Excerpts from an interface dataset
------------------------------

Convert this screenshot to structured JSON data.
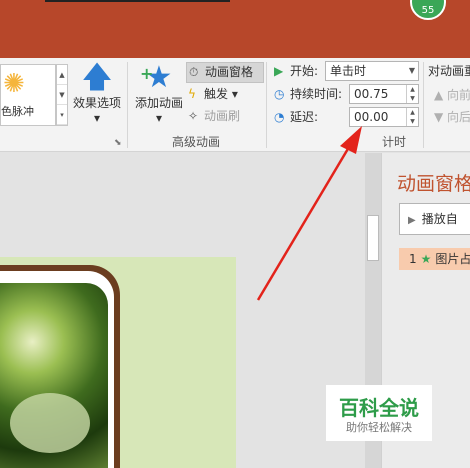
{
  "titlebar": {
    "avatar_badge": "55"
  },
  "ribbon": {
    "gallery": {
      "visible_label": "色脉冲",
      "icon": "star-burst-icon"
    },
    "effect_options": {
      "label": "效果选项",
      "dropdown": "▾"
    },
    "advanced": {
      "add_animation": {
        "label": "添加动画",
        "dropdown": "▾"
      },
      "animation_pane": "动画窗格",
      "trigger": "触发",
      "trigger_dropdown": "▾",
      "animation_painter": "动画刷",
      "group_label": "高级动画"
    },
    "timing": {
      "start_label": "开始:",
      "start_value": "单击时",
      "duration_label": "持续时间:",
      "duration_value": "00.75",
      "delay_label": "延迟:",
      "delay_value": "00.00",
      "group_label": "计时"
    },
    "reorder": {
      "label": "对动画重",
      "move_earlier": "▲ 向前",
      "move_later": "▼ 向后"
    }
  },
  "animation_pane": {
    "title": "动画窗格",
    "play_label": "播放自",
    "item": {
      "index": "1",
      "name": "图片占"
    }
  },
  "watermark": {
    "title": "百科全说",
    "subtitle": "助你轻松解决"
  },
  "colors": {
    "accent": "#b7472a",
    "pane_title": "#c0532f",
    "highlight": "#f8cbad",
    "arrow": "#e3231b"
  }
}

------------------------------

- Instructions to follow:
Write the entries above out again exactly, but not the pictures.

- Task output:
Convert this screenshot to structured JSON data.
{
  "titlebar": {
    "avatar_badge": "55"
  },
  "ribbon": {
    "gallery": {
      "visible_label": "色脉冲",
      "icon": "star-burst-icon"
    },
    "effect_options": {
      "label": "效果选项",
      "dropdown": "▾"
    },
    "advanced": {
      "add_animation": {
        "label": "添加动画",
        "dropdown": "▾"
      },
      "animation_pane": "动画窗格",
      "trigger": "触发",
      "trigger_dropdown": "▾",
      "animation_painter": "动画刷",
      "group_label": "高级动画"
    },
    "timing": {
      "start_label": "开始:",
      "start_value": "单击时",
      "duration_label": "持续时间:",
      "duration_value": "00.75",
      "delay_label": "延迟:",
      "delay_value": "00.00",
      "group_label": "计时"
    },
    "reorder": {
      "label": "对动画重",
      "move_earlier": "▲ 向前",
      "move_later": "▼ 向后"
    }
  },
  "animation_pane": {
    "title": "动画窗格",
    "play_label": "播放自",
    "item": {
      "index": "1",
      "name": "图片占"
    }
  },
  "watermark": {
    "title": "百科全说",
    "subtitle": "助你轻松解决"
  },
  "colors": {
    "accent": "#b7472a",
    "pane_title": "#c0532f",
    "highlight": "#f8cbad",
    "arrow": "#e3231b"
  }
}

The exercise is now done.